The Sava Fault ([ˈsaːva]; Slovene: Savski prelom) is a fault in Slovenia, Italy, and Croatia. Its western end lies in northern Friuli-Venezia Giulia, where it strikes E-W through Tarvisio and is known as the Fella Fault. It enters Slovenia in Kranjska Gora and then bends southward to pass through Jesenice. North of Kranj the fault is oriented NW-SE. In Kamnik the fault returns to an E-W orientation and runs eastward through Celje. It then enters Croatia in Rogaška Slatina and continues to Đurmanec. Here it also merges with the Šoštanj Fault, Labot Fault (Lavanttal Fault), and Periadriatic Fault.
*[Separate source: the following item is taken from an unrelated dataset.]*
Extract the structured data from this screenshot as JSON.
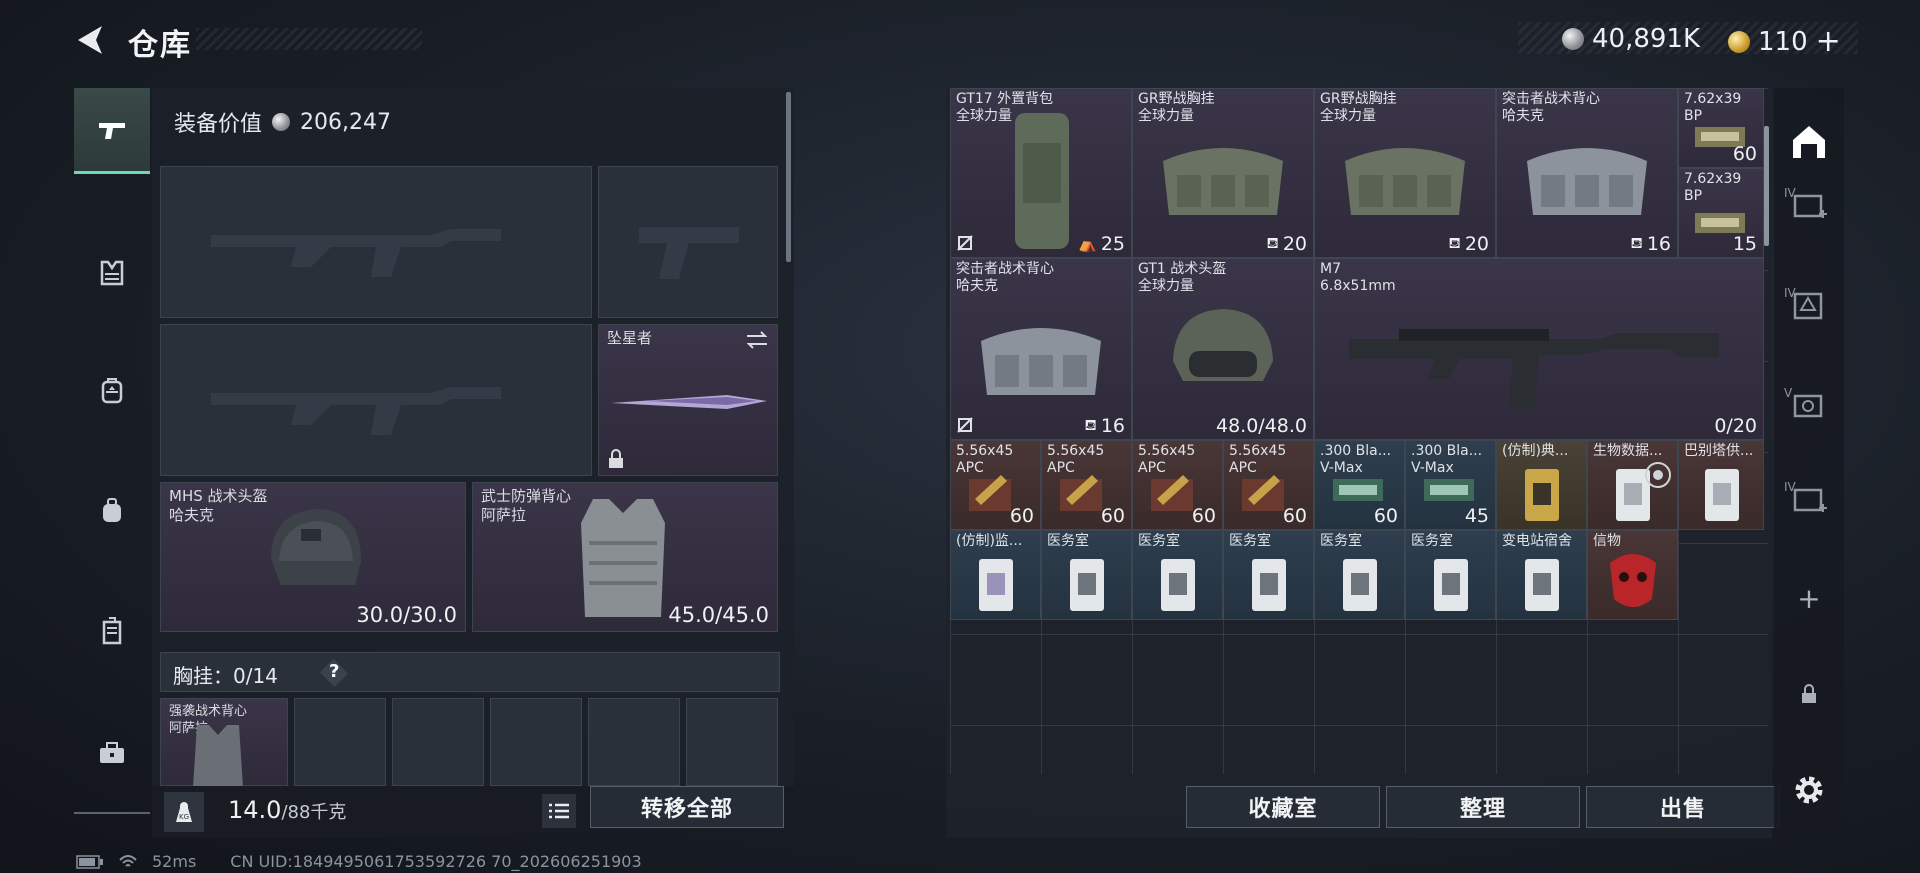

The eastern continuation is the Drava Fault.
The movements along the Sava Fault are dextral strike-slip with an offset of about 30 to 60 km.
The Sava Fault was first recognized by Friedrich Joseph Teller in 1896.